I’m currently seeking a criminal defense attorney who can assist in defending me against the federal onslaught. I am infinitely grateful for any assistance you can render. Thank you.

— George Donnelly (2010-05-14): A Million Thankyous

Here’s Vicki Moore’s call for solidarity with George. I couldn’t agree more.

As you can imagine, the next few months (or years, however the hell long it is for him) are going to be rough for George and his family. It’s hard enough being in a he said-she said case against a regular person; imagine being in a he said-she said against the government with only two libertarians backing you up! He is going to be under a crazy amount of stress until these charges are (hopefully!) dismissed.

This is where your help is needed.

George needs a good criminal defense attorney who is well versed in first amendment cases and doesn’t mind taking on the federal government. He will also need a legal defense fund; he’s got a wife and a young son at home, let’s try to help ease the financial pressure on them. As of right now (Friday, May 14th, 2:46 am EST), George is taking donations through his paypal account (link located here). I will update if I find out anything else regarding a legal defense fund for him.

I know that the internet regularly sucks my will to live, but incidences like these are one of the few times I feel like I can have faith in the ‘tubes. This whole situation kills me. Admittedly, it’s in part because even though we haven’t met (yet), George and I run in some of the same circles and have several shared acquaintances/irl friends. Please help him in whatever way you can; even if you can’t donate money right now, just spread the info around and maybe you know someone who can.

— Drunkenatheist 2010-05-14: Move it along, sir!

She also has a good round-up of links to the reporting on the police riot at the courthouse. I don’t have much to add, except my best wishes and solidarity for George and his family, and my hope that y’all will spread the word about this police assault and what we can do to help George get through this.

Solidarity with George Donnelly! Free all political prisoners!

See also:

We need government cops and government courts because private protection forces and private arbitrators would be accountable to the powerful and well-connected instead of being accountable to the people. (#3)

Jury: Police Had Right To Beat Suspects

Grand Jury: Officers ‘Used Reasonable Force’

PHILADELPHIA - MyFoxPhilly has learned that a grand jury says Philadelphia police officers who beat three suspects “used reasonable force” in accord with “training guidelines.”

No officers will face criminal charges in the case from May 2008.

An advance release says the three suspects, because they eluded police, fell under the guidelines that justified the actions of the 20 officers who beat the three men on camera in a 14-minute video shot by Fox 29.

After a careful thorough and exhaustive year long invest we the jurors have independently concluded that criminal action is not warranted against any of the officers. We found that the police on the scene used only the amount of force — and no more than that amount — that they reasonably believed was necessary to bring under control and into custody three suspects in a shooting who had tried to elude capture, who were resisting arrest and who were creating a potentially significant danger to police.

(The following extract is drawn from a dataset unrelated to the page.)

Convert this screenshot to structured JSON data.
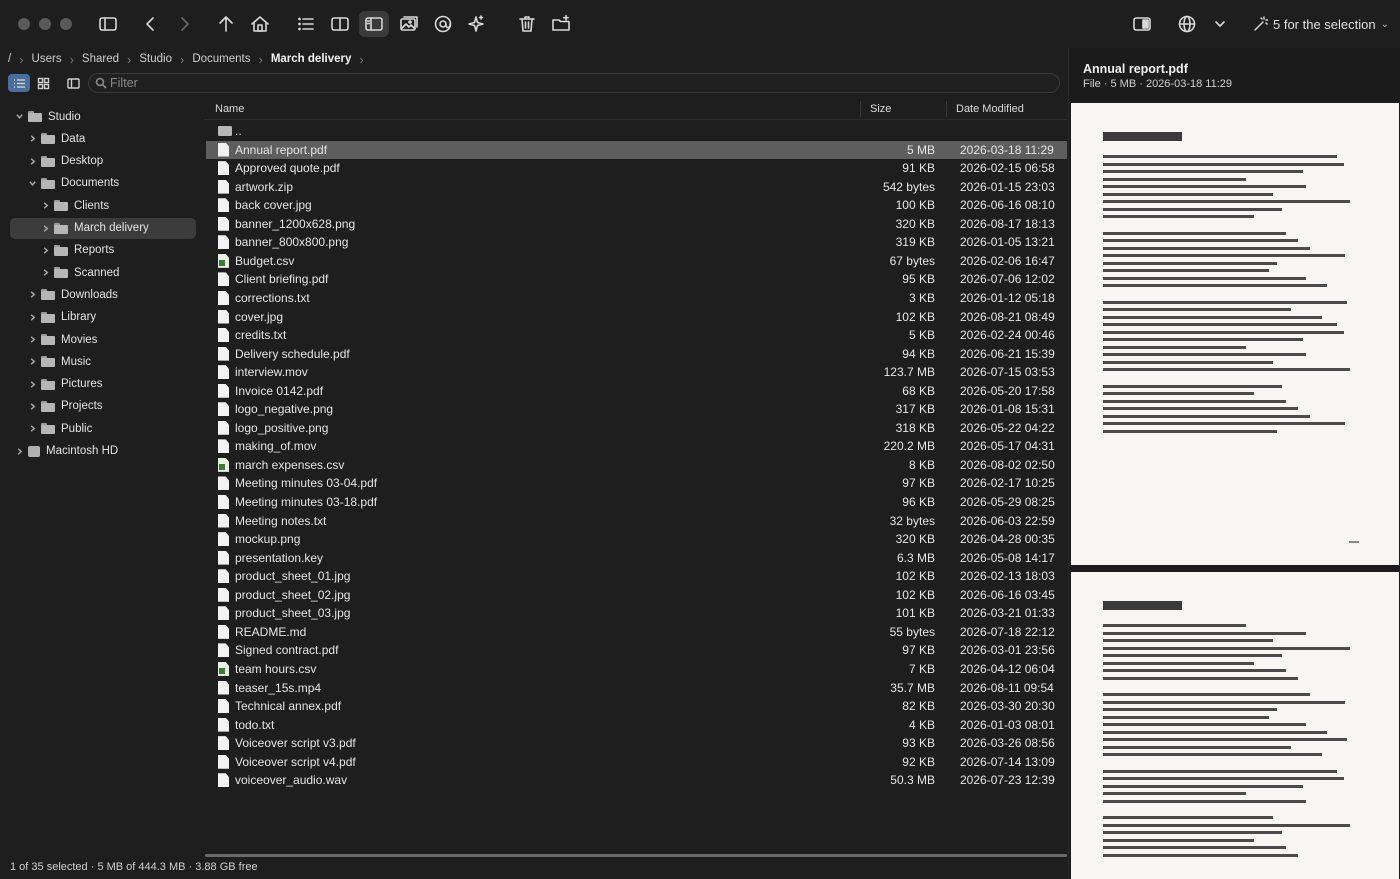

We found that the design of the force applied by the police was helpful rather than hurtful; the kicks and blows in other words were aimed not to inflict injury but to facilitate quick and safe arrests. We found that the kind of force administered was completely consistent with police training and guidelines and the laws of the commonwealth.

The three men beaten by Philadelphia police after a triple shooting were acquitted in June of all charges in the shootings that led to the beating incident.

I’m really upset because justice still wasn’t served so the cops can just go out and do the same thing to anybody randomly, like they want to, says former suspect Brian Hall.

— MyFoxPhilly.com, Jury: Police Had Right To Beat Suspects

Government prosecutors could get a grand jury to indict a ham sandwich. But they can’t get them to indict out-of-control cops that were caught on tape dealing out horrendous extended gang beatdowns. You might almost think it’s as if they weren’t even trying….

(Via John Petrie @ Blagnet.net 2009-09-17.)

See also: